Collection entries:
##########
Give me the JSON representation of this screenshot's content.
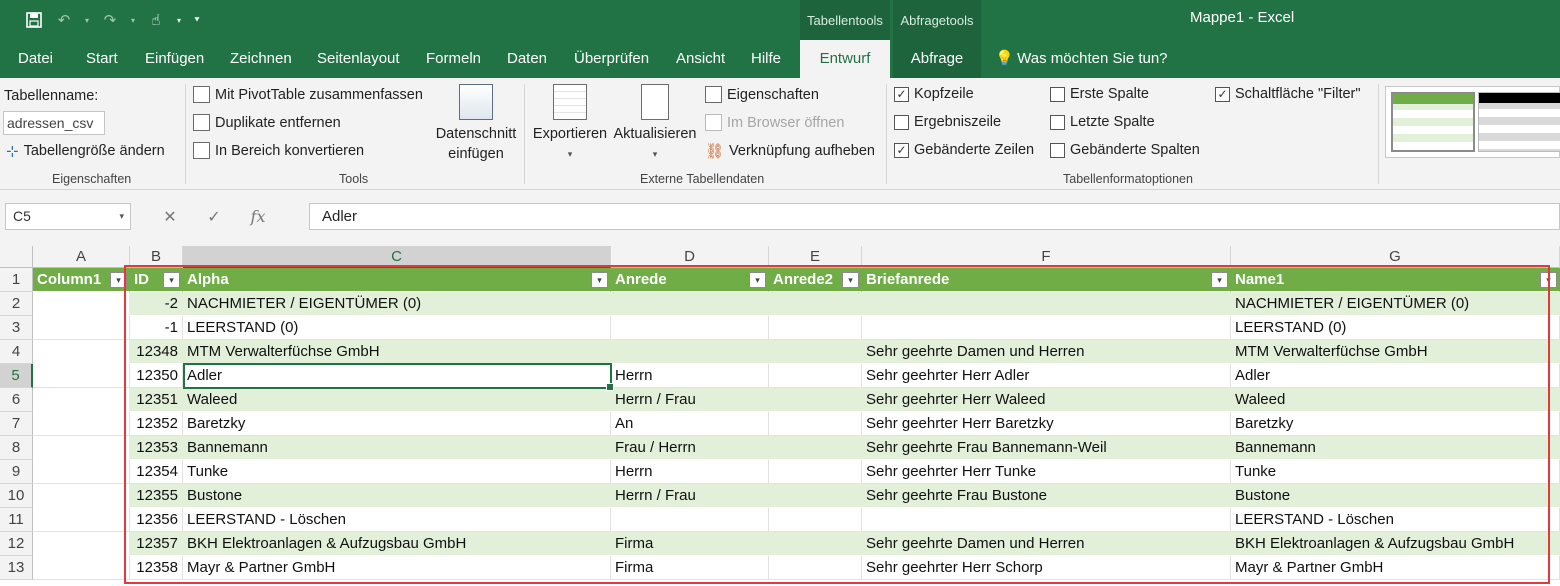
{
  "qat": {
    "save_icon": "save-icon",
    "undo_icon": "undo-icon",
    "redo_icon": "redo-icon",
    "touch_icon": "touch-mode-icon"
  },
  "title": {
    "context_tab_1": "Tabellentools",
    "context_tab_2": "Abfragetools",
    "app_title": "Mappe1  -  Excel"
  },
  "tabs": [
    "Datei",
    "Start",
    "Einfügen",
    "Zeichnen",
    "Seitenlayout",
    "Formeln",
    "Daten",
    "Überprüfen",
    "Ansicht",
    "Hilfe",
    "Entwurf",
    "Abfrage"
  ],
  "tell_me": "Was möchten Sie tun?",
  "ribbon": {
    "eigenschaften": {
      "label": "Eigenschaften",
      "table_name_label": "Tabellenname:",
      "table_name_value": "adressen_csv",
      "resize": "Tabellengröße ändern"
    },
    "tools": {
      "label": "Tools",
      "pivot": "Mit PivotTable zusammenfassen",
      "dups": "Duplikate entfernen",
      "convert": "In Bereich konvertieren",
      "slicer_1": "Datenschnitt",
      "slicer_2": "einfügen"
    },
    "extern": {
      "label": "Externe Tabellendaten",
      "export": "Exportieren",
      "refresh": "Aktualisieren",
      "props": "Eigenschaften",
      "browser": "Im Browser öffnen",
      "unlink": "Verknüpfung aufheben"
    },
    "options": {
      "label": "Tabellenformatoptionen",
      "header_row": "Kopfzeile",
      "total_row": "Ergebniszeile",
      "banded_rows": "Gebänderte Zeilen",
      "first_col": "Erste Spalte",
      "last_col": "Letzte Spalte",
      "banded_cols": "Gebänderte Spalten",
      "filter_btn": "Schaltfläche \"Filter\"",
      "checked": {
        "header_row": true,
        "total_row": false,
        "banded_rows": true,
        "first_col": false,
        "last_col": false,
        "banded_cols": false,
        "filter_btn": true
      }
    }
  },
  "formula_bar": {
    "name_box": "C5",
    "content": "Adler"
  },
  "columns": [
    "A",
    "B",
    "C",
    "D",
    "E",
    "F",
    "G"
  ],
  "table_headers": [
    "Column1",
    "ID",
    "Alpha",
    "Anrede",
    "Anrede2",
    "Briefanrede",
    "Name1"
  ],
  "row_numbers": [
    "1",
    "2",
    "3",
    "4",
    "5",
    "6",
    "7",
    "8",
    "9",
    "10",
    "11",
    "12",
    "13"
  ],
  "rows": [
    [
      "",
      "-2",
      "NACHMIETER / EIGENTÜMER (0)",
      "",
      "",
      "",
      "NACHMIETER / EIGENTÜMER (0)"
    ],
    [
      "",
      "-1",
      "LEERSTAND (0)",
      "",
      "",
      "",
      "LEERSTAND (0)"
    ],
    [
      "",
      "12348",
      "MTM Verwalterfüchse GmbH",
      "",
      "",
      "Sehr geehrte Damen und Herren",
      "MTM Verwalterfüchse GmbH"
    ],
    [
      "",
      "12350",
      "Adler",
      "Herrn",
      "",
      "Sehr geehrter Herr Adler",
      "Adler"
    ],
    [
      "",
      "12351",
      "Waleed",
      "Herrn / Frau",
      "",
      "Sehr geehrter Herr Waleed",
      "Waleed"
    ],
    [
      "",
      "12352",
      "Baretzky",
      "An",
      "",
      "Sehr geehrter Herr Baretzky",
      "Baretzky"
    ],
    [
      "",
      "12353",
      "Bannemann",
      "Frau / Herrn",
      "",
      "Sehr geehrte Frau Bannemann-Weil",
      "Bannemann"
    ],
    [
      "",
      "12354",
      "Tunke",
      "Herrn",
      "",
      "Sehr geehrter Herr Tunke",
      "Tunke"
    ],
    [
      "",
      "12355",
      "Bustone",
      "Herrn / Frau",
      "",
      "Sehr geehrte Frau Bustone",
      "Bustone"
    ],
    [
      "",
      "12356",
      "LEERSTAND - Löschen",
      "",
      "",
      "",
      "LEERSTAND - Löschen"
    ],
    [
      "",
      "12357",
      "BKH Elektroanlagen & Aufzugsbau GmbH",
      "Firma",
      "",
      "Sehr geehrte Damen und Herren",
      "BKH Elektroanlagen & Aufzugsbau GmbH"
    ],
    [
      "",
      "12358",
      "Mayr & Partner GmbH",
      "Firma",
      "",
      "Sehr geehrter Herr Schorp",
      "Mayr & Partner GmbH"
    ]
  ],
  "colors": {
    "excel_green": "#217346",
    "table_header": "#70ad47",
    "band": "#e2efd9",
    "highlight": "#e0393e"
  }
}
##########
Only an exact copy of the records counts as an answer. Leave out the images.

- RESULT -
Give me the JSON representation of this screenshot's content.
{
  "qat": {
    "save_icon": "save-icon",
    "undo_icon": "undo-icon",
    "redo_icon": "redo-icon",
    "touch_icon": "touch-mode-icon"
  },
  "title": {
    "context_tab_1": "Tabellentools",
    "context_tab_2": "Abfragetools",
    "app_title": "Mappe1  -  Excel"
  },
  "tabs": [
    "Datei",
    "Start",
    "Einfügen",
    "Zeichnen",
    "Seitenlayout",
    "Formeln",
    "Daten",
    "Überprüfen",
    "Ansicht",
    "Hilfe",
    "Entwurf",
    "Abfrage"
  ],
  "tell_me": "Was möchten Sie tun?",
  "ribbon": {
    "eigenschaften": {
      "label": "Eigenschaften",
      "table_name_label": "Tabellenname:",
      "table_name_value": "adressen_csv",
      "resize": "Tabellengröße ändern"
    },
    "tools": {
      "label": "Tools",
      "pivot": "Mit PivotTable zusammenfassen",
      "dups": "Duplikate entfernen",
      "convert": "In Bereich konvertieren",
      "slicer_1": "Datenschnitt",
      "slicer_2": "einfügen"
    },
    "extern": {
      "label": "Externe Tabellendaten",
      "export": "Exportieren",
      "refresh": "Aktualisieren",
      "props": "Eigenschaften",
      "browser": "Im Browser öffnen",
      "unlink": "Verknüpfung aufheben"
    },
    "options": {
      "label": "Tabellenformatoptionen",
      "header_row": "Kopfzeile",
      "total_row": "Ergebniszeile",
      "banded_rows": "Gebänderte Zeilen",
      "first_col": "Erste Spalte",
      "last_col": "Letzte Spalte",
      "banded_cols": "Gebänderte Spalten",
      "filter_btn": "Schaltfläche \"Filter\"",
      "checked": {
        "header_row": true,
        "total_row": false,
        "banded_rows": true,
        "first_col": false,
        "last_col": false,
        "banded_cols": false,
        "filter_btn": true
      }
    }
  },
  "formula_bar": {
    "name_box": "C5",
    "content": "Adler"
  },
  "columns": [
    "A",
    "B",
    "C",
    "D",
    "E",
    "F",
    "G"
  ],
  "table_headers": [
    "Column1",
    "ID",
    "Alpha",
    "Anrede",
    "Anrede2",
    "Briefanrede",
    "Name1"
  ],
  "row_numbers": [
    "1",
    "2",
    "3",
    "4",
    "5",
    "6",
    "7",
    "8",
    "9",
    "10",
    "11",
    "12",
    "13"
  ],
  "rows": [
    [
      "",
      "-2",
      "NACHMIETER / EIGENTÜMER (0)",
      "",
      "",
      "",
      "NACHMIETER / EIGENTÜMER (0)"
    ],
    [
      "",
      "-1",
      "LEERSTAND (0)",
      "",
      "",
      "",
      "LEERSTAND (0)"
    ],
    [
      "",
      "12348",
      "MTM Verwalterfüchse GmbH",
      "",
      "",
      "Sehr geehrte Damen und Herren",
      "MTM Verwalterfüchse GmbH"
    ],
    [
      "",
      "12350",
      "Adler",
      "Herrn",
      "",
      "Sehr geehrter Herr Adler",
      "Adler"
    ],
    [
      "",
      "12351",
      "Waleed",
      "Herrn / Frau",
      "",
      "Sehr geehrter Herr Waleed",
      "Waleed"
    ],
    [
      "",
      "12352",
      "Baretzky",
      "An",
      "",
      "Sehr geehrter Herr Baretzky",
      "Baretzky"
    ],
    [
      "",
      "12353",
      "Bannemann",
      "Frau / Herrn",
      "",
      "Sehr geehrte Frau Bannemann-Weil",
      "Bannemann"
    ],
    [
      "",
      "12354",
      "Tunke",
      "Herrn",
      "",
      "Sehr geehrter Herr Tunke",
      "Tunke"
    ],
    [
      "",
      "12355",
      "Bustone",
      "Herrn / Frau",
      "",
      "Sehr geehrte Frau Bustone",
      "Bustone"
    ],
    [
      "",
      "12356",
      "LEERSTAND - Löschen",
      "",
      "",
      "",
      "LEERSTAND - Löschen"
    ],
    [
      "",
      "12357",
      "BKH Elektroanlagen & Aufzugsbau GmbH",
      "Firma",
      "",
      "Sehr geehrte Damen und Herren",
      "BKH Elektroanlagen & Aufzugsbau GmbH"
    ],
    [
      "",
      "12358",
      "Mayr & Partner GmbH",
      "Firma",
      "",
      "Sehr geehrter Herr Schorp",
      "Mayr & Partner GmbH"
    ]
  ],
  "colors": {
    "excel_green": "#217346",
    "table_header": "#70ad47",
    "band": "#e2efd9",
    "highlight": "#e0393e"
  }
}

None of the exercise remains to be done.